——————————————————-

1929975_537744099964_9352_nFran is a longtime fangirl with a degree in Film and Literature. She works in publishing and is trying to learn to knit, make digital art, and how to cram as many books as possible into one inadequate bookcase.

You can follow her on twitter at @IncredibleFran or on tumblr at chess-ka.tumblr.com.

Elementary Review: 03 x 04 Bella

In the original stories, Sherlock Holmes often dealt with some odd cases: “The Speckled Band” comes to mind, as well as the most bizarre of all, “The Creeping Man” (the first rule of “The Creeping Man” is do not talk about “The Creeping Man”). Elementary has often steered away from the stranger side of Sherlock… Read More »

Elementary Review: 03 x 03 Just a Regular Irregular

The third episode of Elementary continues exploring how Sherlock’s sudden absence has affected his relationships, and once again poses questions about his ability to have and maintain meaningful friendships. So far the series has, naturally, focused on beginning the rebuild of Sherlock’s relationship with Joan. This episode opens this up a little, and asks whether… Read More »

Elementary Review: 03 x 02 The Five Orange Pipz

After the premiere promised that things would be shaken up a little in this season of Elementary, “The Five Orange Pipz” for the most part returned us to familiar territory. There is a murder at the episode’s beginning and an arrest at the episode’s end, and this conservatism is a little disappointing after the energy… Read More »

Elementary Review: 03 x 01 Enough Nemesis to Go Around

Elementary is back in business. After a mixed bag of a second season, where the writers seemed unsure about how to develop Sherlock and Joan’s relationship, the choice to separate them was an interesting one – the show’s greatest strength is in its characters and relationships, and the chemistry of Jonny Lee Miller and Lucy… Read More »

Book Review: Sherlock Holmes – The Man Who Never Lived and Will Never Die

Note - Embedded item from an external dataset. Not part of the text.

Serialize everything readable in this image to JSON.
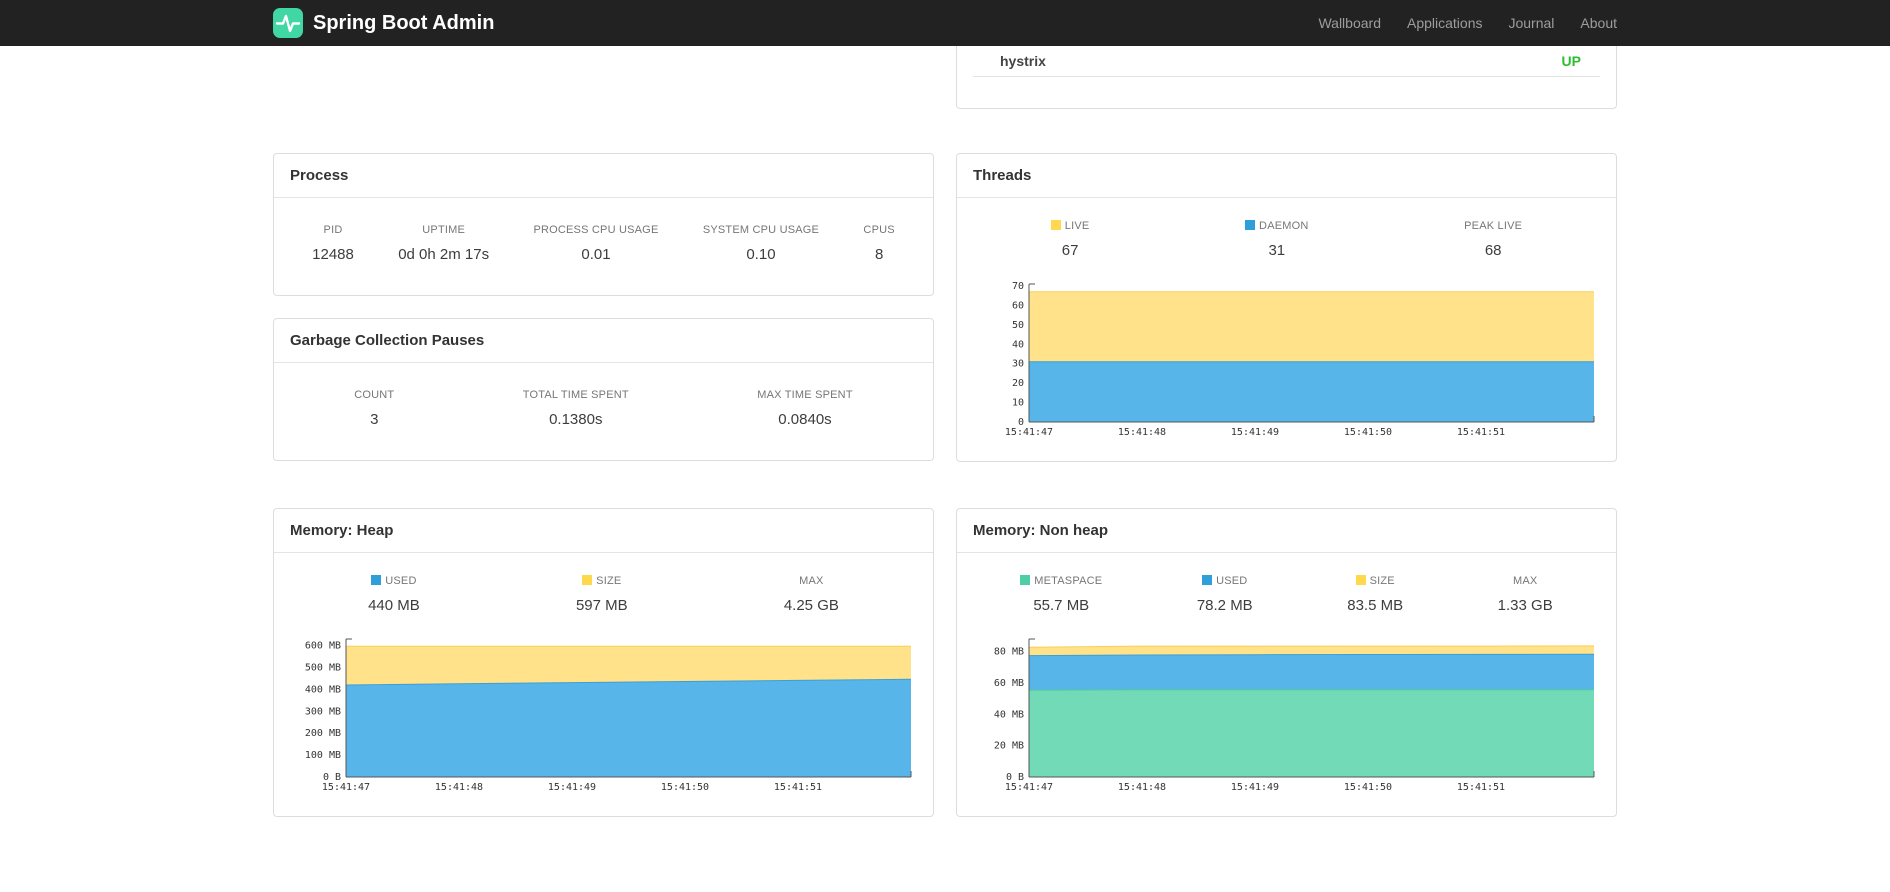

Sherlock Holmes – The Man Who Never Lived and Will Never Die – The Museum of London Companion to the Exhibition review by BSB Maria When I received a review copy of the catalogue of/companion book to the Sherlock Holmes exhibition at the Museum of London, my first impression was that it is impossibly pretty…. Read More »

The Final Revelation of Sherlock Holmes at The Pleasance, Islington

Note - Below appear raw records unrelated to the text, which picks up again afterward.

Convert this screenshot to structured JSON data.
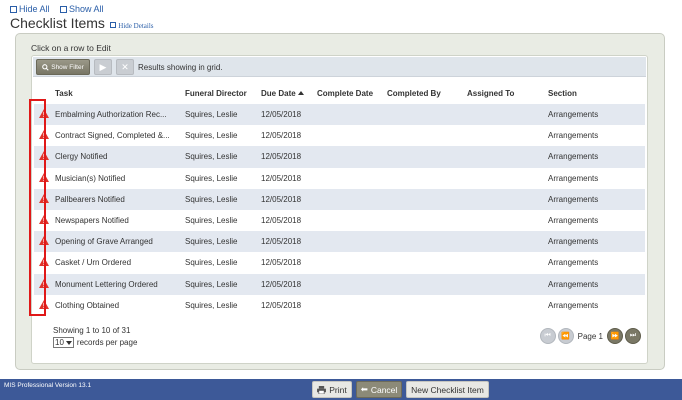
{
  "top_links": {
    "hide_all": "Hide All",
    "show_all": "Show All"
  },
  "header": {
    "title": "Checklist Items",
    "hide_details": "Hide Details"
  },
  "instruction": "Click on a row to Edit",
  "toolbar": {
    "show_filter": "Show Filter",
    "info": "Results showing in grid."
  },
  "columns": {
    "task": "Task",
    "director": "Funeral Director",
    "due": "Due Date",
    "complete": "Complete Date",
    "completed_by": "Completed By",
    "assigned": "Assigned To",
    "section": "Section"
  },
  "rows": [
    {
      "task": "Embalming Authorization Rec...",
      "director": "Squires, Leslie",
      "due": "12/05/2018",
      "section": "Arrangements"
    },
    {
      "task": "Contract Signed, Completed &...",
      "director": "Squires, Leslie",
      "due": "12/05/2018",
      "section": "Arrangements"
    },
    {
      "task": "Clergy Notified",
      "director": "Squires, Leslie",
      "due": "12/05/2018",
      "section": "Arrangements"
    },
    {
      "task": "Musician(s) Notified",
      "director": "Squires, Leslie",
      "due": "12/05/2018",
      "section": "Arrangements"
    },
    {
      "task": "Pallbearers Notified",
      "director": "Squires, Leslie",
      "due": "12/05/2018",
      "section": "Arrangements"
    },
    {
      "task": "Newspapers Notified",
      "director": "Squires, Leslie",
      "due": "12/05/2018",
      "section": "Arrangements"
    },
    {
      "task": "Opening of Grave Arranged",
      "director": "Squires, Leslie",
      "due": "12/05/2018",
      "section": "Arrangements"
    },
    {
      "task": "Casket / Urn Ordered",
      "director": "Squires, Leslie",
      "due": "12/05/2018",
      "section": "Arrangements"
    },
    {
      "task": "Monument Lettering Ordered",
      "director": "Squires, Leslie",
      "due": "12/05/2018",
      "section": "Arrangements"
    },
    {
      "task": "Clothing Obtained",
      "director": "Squires, Leslie",
      "due": "12/05/2018",
      "section": "Arrangements"
    }
  ],
  "footer": {
    "showing": "Showing 1 to 10 of 31",
    "per_page_value": "10",
    "per_page_label": "records per page",
    "page_label": "Page 1"
  },
  "bottom": {
    "version": "MIS Professional Version 13.1",
    "print": "Print",
    "cancel": "Cancel",
    "new_item": "New Checklist Item"
  },
  "colors": {
    "warning": "#e0332a",
    "highlight_box": "#e01818",
    "bottom_bar": "#3d5998",
    "row_alt": "#e3e8f0"
  }
}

The Final Revelation of Sherlock Holmes by Tim Norton Review by Ardy It’s hard to summarise this play without spoiling it, but I’ll give it my best shot. The basic premise of the play is that it’s 1930 and Holmes’ drug use has made such a dent in the finances of our favourite pair of… Read More »

Review: Maria Konnikova’s Mastermind – How to Think Like Sherlock Holmes

Mastermind – How to Think like Sherlock Holmes by Maria Konnikova Reviewed by Maria Fleischhack The Baker Street Babes Sherlock Holmes is a superhero, and his superpower is his ability to use his brain. Maria Konnikova has written a book which offers us insight into this superpower and enables us to become a little bit… Read More »

Review: Kieran McMullen’s Sherlock Holmes and the Black Widower

Sherlock Holmes and the Black Widower by Kieran McMullan Reviewed by Maria Fleischhack The Baker Street Babes Kieran McMullan has written a book which initially asks a lot of the reader in terms of adjusting generally assumed characteristics of the protagonists. Holmes has moved to Sussex and kept Mrs Hudson as his house keeper. Mrs… Read More »

Review: Elementary 02×05 – Ancient History

This week‘s episode felt a bit like an interlude after the first few episodes of this season have either broadened our horizon by giving us backstories of Joan and Sherlock, or by connecting contemporary issues with their line of work. Although all the main players were there and some allusions to the beginning on the… Read More »

Review: Elementary 02×01 – Step Nine

Elementary 02×01 – Step Nine Reviewed by Maria Fleischhack The Baker Street Babes     If you haven’t watched Elementary yet, do yourself a favor, forget the prejudices, and watch that show. It’s nothing like Sherlock BBC in all the good ways. And I am saying that as a huge BBC fan. But seriously, it’s… Read More »